The Home Secretary’s systematic and routine accommodation of unaccompanied asylum-seeking children in hotels is unlawful, the High Court has held. The case, R (on the application of ECPAT UK) v Kent County Council and another  EWHC 1953 (Admin), looks at what happens when local authorities don’t comply with their duty to look after unaccompanied children.
Most of the UK’s unaccompanied asylum-seeking children arrive in Kent after crossing the English Channel. This means that Kent County Council is legally responsible for accommodating and looking after them under section 20 of the Children Act 1989. In 2021, it decided that it simply didn’t have the resources to do so for new arrivals in addition to the other children already in its care. It announced that it wouldn’t take any more.
The Home Secretary responded by agreeing a scheme, called the Kent Protocol, under which Kent County Council would continue to take a limited number of unaccompanied children. For the ones the council didn’t take, she commissioned hotel accommodation while they waited for a different local authority to take them under the National Transfer Scheme.
Over 5,400 children have been accommodated in these hotels since July 2021. No local authority is taking responsibility for them; they are entirely outside the care system. As of July 2023 when the High Court heard the case, 154 of them were missing, with ages ranging from 12 to 17. Although the National Transfer Scheme Protocol says that they should be transferred to a new local authority within 10 working days, this doesn’t always happen.
A charity, Every Child Protected Against Trafficking, applied for judicial review. It argued that Kent County Council and the Home Secretary were both acting unlawfully.
The judge, Mr Justice Chamberlain, held that Kent County Council was in breach of its legal duty to accommodate and care for the unaccompanied children in its area. The council had actually admitted this, although it preferred to use the euphemism ‘derogation’. It followed, Chamberlain J said, that the Kent Protocol was unlawful because it set out a policy telling staff that they could refuse to do something – accommodate certain children – that the law said they had to do. Both the council and the Home Secretary had acted unlawfully in agreeing to it.
As to the use of hotels, all the parties agreed that the Home Secretary has the legal power to accommodate unaccompanied asylum-seeking children. This is because under Article 3 of the European Convention on Human Rights the UK has to ensure that no one is subjected to ‘inhuman and degrading treatment’. Chamberlain J agreed. He emphasised, however, that the power can only be used ‘over very short periods in true emergency situations’. In putting a duty on local authorities under section 20 of the Children Act, Parliament intended that children be accommodated and looked after by a body with the necessary experience and expertise. The Home Secretary ‘systematically or routinely’ providing accommodation herself would frustrate that intention and be unlawful.

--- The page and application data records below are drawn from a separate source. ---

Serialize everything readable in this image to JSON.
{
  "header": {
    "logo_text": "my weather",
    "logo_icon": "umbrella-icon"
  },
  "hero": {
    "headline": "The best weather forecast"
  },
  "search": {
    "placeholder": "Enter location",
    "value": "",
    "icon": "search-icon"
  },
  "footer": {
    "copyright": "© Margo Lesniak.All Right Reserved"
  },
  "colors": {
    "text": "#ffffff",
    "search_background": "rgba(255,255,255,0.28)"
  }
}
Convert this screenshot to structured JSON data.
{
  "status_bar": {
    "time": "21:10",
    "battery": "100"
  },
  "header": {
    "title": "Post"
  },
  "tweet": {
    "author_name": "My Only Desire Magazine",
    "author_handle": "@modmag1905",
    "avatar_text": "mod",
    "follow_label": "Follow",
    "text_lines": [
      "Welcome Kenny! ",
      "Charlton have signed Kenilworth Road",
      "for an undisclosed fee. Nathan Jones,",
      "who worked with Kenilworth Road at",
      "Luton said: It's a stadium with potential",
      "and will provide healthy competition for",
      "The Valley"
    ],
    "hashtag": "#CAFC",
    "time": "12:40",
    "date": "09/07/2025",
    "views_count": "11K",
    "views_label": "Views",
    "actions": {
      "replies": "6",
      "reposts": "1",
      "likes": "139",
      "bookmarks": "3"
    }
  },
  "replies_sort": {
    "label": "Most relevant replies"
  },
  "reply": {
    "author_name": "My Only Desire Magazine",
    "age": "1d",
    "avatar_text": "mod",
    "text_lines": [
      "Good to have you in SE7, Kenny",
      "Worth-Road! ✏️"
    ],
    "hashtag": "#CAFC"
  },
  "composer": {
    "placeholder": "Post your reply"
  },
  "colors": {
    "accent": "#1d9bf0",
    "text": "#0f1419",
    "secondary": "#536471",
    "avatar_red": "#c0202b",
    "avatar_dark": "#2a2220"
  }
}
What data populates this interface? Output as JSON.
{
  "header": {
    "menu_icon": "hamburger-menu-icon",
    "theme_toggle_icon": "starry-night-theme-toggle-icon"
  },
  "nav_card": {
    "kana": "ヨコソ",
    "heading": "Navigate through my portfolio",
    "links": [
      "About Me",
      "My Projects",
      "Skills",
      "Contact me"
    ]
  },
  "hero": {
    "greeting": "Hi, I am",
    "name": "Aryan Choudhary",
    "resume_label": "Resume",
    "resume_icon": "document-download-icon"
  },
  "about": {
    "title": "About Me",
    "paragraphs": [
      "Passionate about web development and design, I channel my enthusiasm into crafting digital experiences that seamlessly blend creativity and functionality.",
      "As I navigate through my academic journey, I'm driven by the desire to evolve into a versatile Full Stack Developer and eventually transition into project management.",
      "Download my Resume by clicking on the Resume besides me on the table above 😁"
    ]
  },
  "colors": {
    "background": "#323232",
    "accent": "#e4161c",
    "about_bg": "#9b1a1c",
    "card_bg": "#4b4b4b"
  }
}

That is what happened here, Chamberlain J concluded. The use of hotels might have started off as an emergency measure when Kent County Council first refused to accept unaccompanied asylum-seeking children. By December 2021 at the latest, though, it had become entrenched and normalised. By continuing routinely to place them in hotels, the Home Secretary was acting unlawfully.
You can read the relief order made in the case here if you are interested.
The Home Secretary may be entitled to a bit of sympathy here. The circumstances leading her to use hotels weren’t entirely of her own making. Rather, they arose because of Kent County Council’s refusal to accommodate unaccompanied asylum-seeking children.
However, as Chamberlain J pointed out, there were other options open to her. She could have encouraged the Education Secretary to make an order directing the council to comply with its duty under the Children Act. She could have increased its funding or taken action to ensure that other local authorities accepted children more rapidly. She did none of these things.
Interestingly, Chamberlain J said that the Home Secretary’s use of hotels exclusively for children may actually be a criminal offence under section 11(1) of the Care Standards Act 2000. This turns on whether the hotels as currently run meet the legal definition of an unregistered children’s home. The Independent Chief Inspector of Borders and Immigration suggested last year that they do. Chamberlain J didn’t resolve the issue, saying it would be for a criminal court to determine.
Under the Illegal Migration Act 2023, the Home Secretary will have an express power to provide accommodation and ‘other types of support’ to unaccompanied children. She will also be able to direct that a child is transferred between that accommodation and local authority care. The relevant sections are not yet in force. When they are, further judicial reviews will no doubt be brought to establish the scope of the new powers and how they interact with the Children Act.
This is one of several recent cases highlighting failures by the Home Secretary adequately to meet asylum seekers’ accommodation and support needs. As Chamberlain J said, ‘[e]nsuring the safety and welfare of children with no adult to look after them is among the most fundamental duties of any civilised state’. It can only be hoped that the government makes more effort to comply with that duty in future.